In doing so, the Sooners got big plays from their offense, defense and special teams. They rolled up 418 yards of total offense, 300 through the air and 118 on the ground. Heupel boosted his Heisman chances by completing 20 of 34 passes for his 300 yards and a touchdown, while also running eight times for 46 yards. Eight different Sooners caught passes with Fagan leading the receiving with six catches for 95 yards, and Griffin paced the rushing attack with 52 yards on 21 carries.
"I've said all along that I had a good feeling about who we are and what we've done," Stoops said afterwards. "I think we've more than proven who we are. I don't know if you'll see a stronger defensive performance against them. I haven't seen one in a long time."
The Oklahoma defense shut out Nebraska over the final 51 minutes, 49 seconds, held them 32 points under their scoring average, and 171 yards under their total offense average. In fact, the Huskers had more points and yardage on their first two possessions, 14 points and 169 yards, than they did the rest of the game, zero and 159. Calmus had 17 tackles, and Marshall was a terror on the field and had a dozen tackles and a pair of sacks.
"The biggest thing was our offense. If you stop us from executing, you'll get the job done," said Crouch, the Heisman contending maestro of Nebraska's option offense, who also slipped out of character. While he did rush for 103 yards on 24 carries, he looked ill at ease throwing a season-high 27 passes and completing only 12. "They played a great game and deserve to win. But like the Texas loss last year, it's almost a feeling of we beat ourselves."
"We played well at times," said Solich, whose team had had their 13-game winning streak ended with their largest margin of defeat since a 19-0 loss to Arizona State in '96. "We put bits and pieces together but we really didn't get it done."

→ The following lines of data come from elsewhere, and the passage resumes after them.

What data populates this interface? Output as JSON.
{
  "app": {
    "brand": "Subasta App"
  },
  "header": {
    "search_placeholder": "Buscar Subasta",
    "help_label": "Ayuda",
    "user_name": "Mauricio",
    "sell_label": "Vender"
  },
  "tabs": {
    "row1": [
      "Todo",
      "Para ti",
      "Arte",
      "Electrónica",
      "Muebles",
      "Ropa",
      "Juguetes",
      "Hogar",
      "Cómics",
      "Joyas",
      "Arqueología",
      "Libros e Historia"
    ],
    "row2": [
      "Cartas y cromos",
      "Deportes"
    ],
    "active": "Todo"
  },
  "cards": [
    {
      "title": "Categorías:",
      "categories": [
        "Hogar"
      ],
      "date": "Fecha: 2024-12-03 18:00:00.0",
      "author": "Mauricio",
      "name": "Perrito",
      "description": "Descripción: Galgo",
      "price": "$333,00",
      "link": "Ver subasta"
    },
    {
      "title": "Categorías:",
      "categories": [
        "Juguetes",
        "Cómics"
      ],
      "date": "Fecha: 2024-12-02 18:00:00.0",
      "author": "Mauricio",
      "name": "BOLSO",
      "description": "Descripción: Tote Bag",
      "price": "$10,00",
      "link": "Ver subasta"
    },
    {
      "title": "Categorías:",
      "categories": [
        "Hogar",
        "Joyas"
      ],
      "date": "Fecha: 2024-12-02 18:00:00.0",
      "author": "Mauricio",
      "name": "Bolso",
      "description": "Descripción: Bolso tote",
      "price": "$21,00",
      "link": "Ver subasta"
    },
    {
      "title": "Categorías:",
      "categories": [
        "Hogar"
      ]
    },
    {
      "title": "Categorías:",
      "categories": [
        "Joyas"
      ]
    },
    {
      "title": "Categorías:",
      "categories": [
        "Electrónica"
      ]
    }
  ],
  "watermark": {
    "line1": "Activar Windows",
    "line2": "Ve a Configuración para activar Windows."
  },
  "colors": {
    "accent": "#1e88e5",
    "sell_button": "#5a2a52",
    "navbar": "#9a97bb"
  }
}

Under Stoops, who directed an amazing turnaround in less than two years, the Sooners (7-0, 4-0 in the Big 12) are in control of the national championship race. Switzer, who still shakes his head at the thought of winning without the wishbone, shook hands with Stoops after the Nebraska game, a game he dominated as coach in the glory years. "It's the coach and that quarterback," Switzer says. They just do things a little differently from the way it used to be, that's all.
Meanwhile, the loss dropped Nebraska to 7-1, but they could get another shot at the Sooners, and Solich felt his team still has a chance to battle for the national crown. "No one's out of anything yet. It's a still a season that has to be played out." Solich said. "We need to regroup and we need to get ready to play Kansas."
It would not be unreasonable to suspect that Oklahoma will win the conference's south division, and if the Huskers win out, the key game being at Kansas State in two weeks, and emerge as the northern champs, it would set up a re-match in the Big 12 championship game in Kansas City. And if they beat the Sooners, there would still be a chance for Nebraska to play for the national championship in the Orange Bowl, meaning the deal could work out for Big Red. Stranger things have happened.
Source: Jeff Linkowski